>>>>

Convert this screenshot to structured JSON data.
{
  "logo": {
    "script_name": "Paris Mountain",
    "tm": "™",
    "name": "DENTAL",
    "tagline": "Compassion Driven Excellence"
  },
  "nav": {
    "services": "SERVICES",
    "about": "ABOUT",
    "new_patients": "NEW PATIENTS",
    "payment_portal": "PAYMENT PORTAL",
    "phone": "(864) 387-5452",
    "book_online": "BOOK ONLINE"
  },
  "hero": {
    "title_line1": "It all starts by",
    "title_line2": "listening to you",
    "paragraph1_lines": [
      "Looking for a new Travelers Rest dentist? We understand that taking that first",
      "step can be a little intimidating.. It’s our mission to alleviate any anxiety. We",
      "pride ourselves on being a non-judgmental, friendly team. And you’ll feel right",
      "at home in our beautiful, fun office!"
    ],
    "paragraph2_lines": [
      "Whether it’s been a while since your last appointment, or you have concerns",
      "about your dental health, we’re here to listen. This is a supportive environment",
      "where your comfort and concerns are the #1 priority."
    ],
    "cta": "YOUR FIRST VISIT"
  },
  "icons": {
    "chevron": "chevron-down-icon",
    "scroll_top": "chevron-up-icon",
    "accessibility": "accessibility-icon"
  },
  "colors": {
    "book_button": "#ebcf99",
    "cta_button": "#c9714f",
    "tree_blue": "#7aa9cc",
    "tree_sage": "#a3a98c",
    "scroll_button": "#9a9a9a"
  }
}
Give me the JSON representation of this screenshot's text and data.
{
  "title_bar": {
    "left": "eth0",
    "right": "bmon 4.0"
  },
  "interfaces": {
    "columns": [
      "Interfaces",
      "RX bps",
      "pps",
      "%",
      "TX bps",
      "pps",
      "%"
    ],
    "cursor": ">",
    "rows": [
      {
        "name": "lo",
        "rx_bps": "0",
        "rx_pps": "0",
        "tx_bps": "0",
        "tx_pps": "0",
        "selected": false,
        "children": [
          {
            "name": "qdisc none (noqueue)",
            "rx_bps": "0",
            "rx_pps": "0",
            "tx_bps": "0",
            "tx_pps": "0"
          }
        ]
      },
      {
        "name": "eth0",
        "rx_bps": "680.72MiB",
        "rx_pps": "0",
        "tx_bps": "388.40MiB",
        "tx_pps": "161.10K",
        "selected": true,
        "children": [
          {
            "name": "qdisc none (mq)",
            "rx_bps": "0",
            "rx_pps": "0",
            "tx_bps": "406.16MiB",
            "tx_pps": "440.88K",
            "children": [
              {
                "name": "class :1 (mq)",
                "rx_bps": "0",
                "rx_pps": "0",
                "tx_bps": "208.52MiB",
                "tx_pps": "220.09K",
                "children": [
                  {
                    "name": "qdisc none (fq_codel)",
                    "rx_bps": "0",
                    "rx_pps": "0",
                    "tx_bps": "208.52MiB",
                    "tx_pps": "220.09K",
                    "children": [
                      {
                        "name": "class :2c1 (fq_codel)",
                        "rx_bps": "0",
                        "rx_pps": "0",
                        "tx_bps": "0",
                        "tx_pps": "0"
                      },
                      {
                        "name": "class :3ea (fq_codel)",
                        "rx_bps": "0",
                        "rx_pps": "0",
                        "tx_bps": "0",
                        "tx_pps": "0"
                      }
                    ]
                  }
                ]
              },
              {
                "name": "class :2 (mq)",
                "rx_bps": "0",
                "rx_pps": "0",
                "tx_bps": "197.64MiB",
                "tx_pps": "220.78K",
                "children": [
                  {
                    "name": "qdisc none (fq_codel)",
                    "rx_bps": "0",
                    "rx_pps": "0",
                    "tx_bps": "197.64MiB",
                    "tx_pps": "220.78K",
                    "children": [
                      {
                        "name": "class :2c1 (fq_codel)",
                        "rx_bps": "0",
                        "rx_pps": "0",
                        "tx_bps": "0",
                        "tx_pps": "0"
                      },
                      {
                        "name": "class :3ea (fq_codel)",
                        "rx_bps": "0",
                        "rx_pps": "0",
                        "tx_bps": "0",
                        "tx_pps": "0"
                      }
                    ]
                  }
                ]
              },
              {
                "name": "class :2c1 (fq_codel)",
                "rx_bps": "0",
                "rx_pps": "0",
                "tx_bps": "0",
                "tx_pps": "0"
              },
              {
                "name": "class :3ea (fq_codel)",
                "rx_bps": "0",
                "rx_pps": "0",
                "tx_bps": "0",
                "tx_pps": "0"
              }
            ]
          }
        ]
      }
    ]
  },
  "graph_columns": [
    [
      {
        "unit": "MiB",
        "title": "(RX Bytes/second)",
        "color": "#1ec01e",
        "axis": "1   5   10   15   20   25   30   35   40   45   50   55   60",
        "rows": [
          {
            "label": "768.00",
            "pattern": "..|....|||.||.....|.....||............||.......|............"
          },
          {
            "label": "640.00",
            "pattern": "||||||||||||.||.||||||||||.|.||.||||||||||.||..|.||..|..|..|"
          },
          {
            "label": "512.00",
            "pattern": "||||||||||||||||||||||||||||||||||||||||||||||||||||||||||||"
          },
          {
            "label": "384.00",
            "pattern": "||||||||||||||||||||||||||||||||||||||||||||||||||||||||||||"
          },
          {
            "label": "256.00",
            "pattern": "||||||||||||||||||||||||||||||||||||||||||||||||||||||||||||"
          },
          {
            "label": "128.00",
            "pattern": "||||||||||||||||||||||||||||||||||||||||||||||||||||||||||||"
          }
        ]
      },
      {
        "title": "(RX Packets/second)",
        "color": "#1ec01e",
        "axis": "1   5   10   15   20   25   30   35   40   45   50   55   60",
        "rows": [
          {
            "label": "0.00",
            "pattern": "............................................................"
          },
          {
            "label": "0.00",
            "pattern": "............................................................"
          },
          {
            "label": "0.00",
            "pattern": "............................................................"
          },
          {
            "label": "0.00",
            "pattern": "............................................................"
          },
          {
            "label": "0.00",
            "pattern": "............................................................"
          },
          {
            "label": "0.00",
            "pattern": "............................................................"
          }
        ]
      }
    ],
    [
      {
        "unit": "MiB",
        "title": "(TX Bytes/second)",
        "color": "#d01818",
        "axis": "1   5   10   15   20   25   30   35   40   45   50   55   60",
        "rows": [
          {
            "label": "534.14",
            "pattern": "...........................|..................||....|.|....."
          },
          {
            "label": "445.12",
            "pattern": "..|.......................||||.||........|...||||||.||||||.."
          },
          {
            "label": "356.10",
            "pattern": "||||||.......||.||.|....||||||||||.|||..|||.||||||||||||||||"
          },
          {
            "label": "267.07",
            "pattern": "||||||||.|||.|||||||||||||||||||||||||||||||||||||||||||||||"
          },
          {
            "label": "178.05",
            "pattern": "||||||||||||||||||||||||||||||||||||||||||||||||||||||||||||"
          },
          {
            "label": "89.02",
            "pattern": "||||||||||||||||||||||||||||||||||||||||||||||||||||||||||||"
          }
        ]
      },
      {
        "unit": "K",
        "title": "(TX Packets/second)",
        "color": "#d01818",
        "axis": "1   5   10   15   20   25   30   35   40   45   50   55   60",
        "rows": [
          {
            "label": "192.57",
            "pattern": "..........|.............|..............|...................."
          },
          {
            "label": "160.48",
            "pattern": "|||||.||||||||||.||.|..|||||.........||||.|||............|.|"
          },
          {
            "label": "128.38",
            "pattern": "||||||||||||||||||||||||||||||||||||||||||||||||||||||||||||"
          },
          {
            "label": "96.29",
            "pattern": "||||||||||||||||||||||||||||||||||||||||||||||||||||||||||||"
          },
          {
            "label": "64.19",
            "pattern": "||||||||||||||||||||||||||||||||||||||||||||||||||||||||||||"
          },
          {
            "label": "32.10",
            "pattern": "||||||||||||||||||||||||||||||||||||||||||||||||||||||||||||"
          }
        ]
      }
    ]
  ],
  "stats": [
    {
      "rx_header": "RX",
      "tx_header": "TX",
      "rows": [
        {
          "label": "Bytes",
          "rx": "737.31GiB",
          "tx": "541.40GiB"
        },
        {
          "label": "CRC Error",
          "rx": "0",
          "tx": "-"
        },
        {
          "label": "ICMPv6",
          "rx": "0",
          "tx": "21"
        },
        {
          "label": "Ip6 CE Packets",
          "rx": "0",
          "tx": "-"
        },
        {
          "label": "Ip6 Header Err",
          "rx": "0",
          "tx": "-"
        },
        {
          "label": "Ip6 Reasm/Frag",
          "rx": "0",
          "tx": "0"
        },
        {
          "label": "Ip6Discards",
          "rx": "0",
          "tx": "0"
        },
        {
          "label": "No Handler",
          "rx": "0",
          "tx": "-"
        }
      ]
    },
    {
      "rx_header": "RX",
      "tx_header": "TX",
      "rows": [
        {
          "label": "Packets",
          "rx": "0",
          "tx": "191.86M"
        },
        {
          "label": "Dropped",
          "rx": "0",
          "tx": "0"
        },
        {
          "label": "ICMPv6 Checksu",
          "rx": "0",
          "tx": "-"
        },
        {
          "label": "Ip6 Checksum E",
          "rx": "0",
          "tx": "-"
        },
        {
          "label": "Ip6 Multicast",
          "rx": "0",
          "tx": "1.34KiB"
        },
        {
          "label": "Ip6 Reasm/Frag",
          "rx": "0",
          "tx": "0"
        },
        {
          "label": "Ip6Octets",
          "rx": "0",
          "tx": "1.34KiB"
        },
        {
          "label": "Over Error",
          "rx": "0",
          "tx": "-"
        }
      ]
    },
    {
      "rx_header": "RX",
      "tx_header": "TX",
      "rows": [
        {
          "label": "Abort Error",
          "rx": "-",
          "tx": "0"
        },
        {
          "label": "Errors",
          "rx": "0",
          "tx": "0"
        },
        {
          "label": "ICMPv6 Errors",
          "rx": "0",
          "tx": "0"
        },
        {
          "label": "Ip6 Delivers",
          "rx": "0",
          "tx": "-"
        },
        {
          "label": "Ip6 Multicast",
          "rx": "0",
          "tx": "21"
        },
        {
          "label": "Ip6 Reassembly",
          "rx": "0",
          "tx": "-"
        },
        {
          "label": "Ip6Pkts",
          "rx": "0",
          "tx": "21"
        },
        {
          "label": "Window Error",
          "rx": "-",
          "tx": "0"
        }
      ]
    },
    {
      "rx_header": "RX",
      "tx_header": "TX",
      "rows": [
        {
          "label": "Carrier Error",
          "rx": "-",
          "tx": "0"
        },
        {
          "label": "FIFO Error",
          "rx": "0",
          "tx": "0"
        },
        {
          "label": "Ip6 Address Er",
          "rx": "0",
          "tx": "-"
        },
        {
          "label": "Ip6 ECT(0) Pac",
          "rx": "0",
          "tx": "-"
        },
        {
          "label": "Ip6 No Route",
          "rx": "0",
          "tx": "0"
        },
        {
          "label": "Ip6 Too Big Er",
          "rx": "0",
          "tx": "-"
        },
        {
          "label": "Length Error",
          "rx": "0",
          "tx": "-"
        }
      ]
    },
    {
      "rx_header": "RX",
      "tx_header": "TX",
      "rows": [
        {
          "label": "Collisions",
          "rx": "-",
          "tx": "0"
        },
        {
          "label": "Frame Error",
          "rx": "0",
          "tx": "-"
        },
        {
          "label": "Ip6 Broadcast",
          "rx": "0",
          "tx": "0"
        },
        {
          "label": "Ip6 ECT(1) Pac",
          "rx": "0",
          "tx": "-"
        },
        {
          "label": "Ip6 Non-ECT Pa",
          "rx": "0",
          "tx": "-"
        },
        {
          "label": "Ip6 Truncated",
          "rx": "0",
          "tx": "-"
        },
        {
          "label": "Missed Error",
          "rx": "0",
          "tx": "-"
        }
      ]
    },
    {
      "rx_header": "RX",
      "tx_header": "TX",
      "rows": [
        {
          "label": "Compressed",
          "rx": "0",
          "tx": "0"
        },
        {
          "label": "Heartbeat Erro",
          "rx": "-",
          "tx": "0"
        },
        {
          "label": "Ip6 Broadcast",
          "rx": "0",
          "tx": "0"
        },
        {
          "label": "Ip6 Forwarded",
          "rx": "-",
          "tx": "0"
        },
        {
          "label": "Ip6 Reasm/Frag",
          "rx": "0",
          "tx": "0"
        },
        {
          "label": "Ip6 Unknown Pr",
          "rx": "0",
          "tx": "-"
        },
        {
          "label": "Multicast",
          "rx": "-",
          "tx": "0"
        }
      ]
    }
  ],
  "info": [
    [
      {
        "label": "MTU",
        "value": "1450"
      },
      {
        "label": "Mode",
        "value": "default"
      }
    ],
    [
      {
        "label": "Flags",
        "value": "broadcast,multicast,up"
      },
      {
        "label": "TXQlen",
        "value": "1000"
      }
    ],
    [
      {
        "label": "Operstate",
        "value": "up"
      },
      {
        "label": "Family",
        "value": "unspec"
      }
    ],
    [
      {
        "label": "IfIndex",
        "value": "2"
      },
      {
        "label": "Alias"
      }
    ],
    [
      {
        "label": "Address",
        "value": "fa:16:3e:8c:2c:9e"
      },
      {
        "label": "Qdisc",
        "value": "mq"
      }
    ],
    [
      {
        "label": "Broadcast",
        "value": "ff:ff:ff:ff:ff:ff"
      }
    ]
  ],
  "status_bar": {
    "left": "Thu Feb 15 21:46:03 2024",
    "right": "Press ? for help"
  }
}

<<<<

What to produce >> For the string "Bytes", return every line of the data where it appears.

Result for this task >>
        "title": "(RX Bytes/second)",
        "title": "(TX Bytes/second)",
          "label": "Bytes",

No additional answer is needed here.